So you set the pasta to boil, cut and fry the onions, ginger, and green chilies. Everything seems alright so far and the pasta is in the semi-final stage.
Now this is the moment that one leans against the kitchen wall and commences on a round of Culinary Fantasies. That pasta boiling away merrily is going to turn out so well, that on eating it, you will go weak in your knees; you’ll proudly flaunt it amidst friends and relatives who, upon eating it, go weak in their respective knees, begging you for ‘One more bite, please, just one more!’. You might receive phone calls, Facebook posts, and text messages saying, ‘It’s been a long time… can we taste your Pasta Alfredo again?‘ And sooner or later, Little Italy is bound to call you up and say, ‘We’re ready to pay you any amount, name your price—no no, here’s a blank cheque, just give us the recipe of your Pasta Alfredo, now!’

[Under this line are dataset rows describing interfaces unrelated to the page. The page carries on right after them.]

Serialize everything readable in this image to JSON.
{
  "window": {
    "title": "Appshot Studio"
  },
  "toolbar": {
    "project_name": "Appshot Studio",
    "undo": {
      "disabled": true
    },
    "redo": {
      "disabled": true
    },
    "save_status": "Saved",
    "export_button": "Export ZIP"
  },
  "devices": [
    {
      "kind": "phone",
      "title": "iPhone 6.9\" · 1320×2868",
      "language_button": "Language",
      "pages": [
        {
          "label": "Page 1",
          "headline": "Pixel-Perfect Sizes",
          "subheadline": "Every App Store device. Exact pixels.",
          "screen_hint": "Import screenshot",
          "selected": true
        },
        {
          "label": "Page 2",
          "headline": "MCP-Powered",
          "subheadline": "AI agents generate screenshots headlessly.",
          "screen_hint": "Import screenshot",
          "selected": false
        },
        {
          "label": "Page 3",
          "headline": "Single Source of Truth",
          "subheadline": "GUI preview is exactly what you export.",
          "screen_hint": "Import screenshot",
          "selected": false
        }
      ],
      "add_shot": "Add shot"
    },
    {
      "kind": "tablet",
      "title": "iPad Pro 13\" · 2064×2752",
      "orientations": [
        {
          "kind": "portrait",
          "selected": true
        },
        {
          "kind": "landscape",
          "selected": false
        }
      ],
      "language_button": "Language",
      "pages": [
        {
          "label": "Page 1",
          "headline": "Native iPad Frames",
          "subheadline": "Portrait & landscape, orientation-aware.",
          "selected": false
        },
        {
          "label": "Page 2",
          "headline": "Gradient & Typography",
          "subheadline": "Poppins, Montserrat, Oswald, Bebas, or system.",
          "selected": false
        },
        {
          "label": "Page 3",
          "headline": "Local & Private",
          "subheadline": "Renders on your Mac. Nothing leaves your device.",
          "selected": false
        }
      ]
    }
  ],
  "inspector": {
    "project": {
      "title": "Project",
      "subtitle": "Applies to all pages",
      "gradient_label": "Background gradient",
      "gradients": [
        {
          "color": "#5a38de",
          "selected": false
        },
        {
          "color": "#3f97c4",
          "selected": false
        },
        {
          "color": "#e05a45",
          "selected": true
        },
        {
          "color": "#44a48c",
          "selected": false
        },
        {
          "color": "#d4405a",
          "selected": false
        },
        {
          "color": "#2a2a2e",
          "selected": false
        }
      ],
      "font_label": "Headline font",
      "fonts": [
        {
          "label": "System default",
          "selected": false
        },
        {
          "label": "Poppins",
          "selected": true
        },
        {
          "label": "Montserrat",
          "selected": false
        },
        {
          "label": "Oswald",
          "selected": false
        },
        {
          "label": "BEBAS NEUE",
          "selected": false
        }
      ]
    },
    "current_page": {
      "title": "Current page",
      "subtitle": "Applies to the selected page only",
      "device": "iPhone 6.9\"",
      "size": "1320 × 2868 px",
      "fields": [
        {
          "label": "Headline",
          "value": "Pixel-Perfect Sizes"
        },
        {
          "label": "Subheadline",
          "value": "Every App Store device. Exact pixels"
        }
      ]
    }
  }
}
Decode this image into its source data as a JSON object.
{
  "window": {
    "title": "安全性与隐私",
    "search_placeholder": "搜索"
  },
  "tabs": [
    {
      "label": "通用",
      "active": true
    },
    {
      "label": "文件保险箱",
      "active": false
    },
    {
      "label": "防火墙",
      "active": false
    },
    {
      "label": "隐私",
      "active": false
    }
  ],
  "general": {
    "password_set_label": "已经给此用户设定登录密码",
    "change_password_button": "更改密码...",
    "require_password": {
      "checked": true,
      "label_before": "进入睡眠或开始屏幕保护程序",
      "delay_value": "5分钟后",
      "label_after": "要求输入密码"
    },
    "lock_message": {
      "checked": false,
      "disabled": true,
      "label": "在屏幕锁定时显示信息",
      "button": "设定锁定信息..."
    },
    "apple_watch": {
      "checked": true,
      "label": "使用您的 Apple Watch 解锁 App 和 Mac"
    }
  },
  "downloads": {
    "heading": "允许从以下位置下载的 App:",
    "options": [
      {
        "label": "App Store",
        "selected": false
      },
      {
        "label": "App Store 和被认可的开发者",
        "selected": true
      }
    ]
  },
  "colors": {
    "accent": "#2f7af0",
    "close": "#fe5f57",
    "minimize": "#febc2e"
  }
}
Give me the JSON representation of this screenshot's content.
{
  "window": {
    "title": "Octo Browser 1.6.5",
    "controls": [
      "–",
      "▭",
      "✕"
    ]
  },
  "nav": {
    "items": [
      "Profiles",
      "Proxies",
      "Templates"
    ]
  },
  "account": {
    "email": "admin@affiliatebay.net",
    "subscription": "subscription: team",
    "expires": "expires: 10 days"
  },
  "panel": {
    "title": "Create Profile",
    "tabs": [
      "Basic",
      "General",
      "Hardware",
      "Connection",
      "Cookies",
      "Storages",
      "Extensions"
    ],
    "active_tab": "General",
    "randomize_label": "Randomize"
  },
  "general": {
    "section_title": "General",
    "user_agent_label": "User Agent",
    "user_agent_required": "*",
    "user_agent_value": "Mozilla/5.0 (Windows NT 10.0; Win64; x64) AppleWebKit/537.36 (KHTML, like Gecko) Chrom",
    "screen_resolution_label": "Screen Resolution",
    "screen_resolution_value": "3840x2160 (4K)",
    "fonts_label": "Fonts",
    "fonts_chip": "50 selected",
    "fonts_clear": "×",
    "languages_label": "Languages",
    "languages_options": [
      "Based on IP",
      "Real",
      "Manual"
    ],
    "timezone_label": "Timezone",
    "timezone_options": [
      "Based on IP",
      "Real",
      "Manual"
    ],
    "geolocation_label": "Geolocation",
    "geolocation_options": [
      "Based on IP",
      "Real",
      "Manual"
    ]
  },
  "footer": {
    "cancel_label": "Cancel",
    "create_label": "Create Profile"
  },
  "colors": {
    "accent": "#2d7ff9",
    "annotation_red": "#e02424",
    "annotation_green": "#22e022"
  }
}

But while your mind is revelling in pleasant daydreams, your ever sharp nose detects that the aroma of the merrily boiling pasta doesn’t quite fill the kitchen, let alone the house.
You panic almost immediately, wondering if something could have gone wrong. You think that there isn’t enough masala, perhaps, so you empty a packet of Maggi Noodles masala—all for the flavouring, you know. You stir and stir in vain, and in moments of creativity add turmeric, chilli powder, and green peas, remembering what you had learnt in English class about copiousness leading to mirth.
Slowly the hesitating liquid in front of you begins emitting delicious vapours and all’s well with the world again. There is something incredibly satisfying about the smell of tomatoes cooked in Maggi Noodles masala, something which immediately gets your eyes glazing and your mouth watering. Maggi Noodles masala is probably the best invention in the world since sliced bread, though they’d probably taste awful together. It is, thus, pure injustice that the masala is never sold separately, as if you’re expected to use the masala to cook noodles alone, and not for instance, to make pani puri or paneer butter masala—not to mention, some Pasta Alfredo. It is as if your magnum opus bubbling in front of you is fraudulent, the mere thought of which makes you shudder.
Twenty minutes and twenty-five hasty stirs later, you can’t help but notice that the pasta looks confused and when photographed, would vaguely remind you of dal tadka poured over semiya upma. But you quickly assure yourself that it’s all about using the Right Cutlery under the Right Lighting.
Two hours later, you emerge out of the kitchen, sweaty, grimy, and very un-Nigella-Lawson-like. Yet, you look victorious, for in your hand is a plate of your very own Italian-inspired creation, topped liberally with tomato ketchup. You make your way to your room, pick up Sons and Lovers and proceed to put your feet up. You take a bite, you close your eyes, and sigh, as your masterpiece makes its way down to your stomach. Maybe you’re not that bad a cook after all!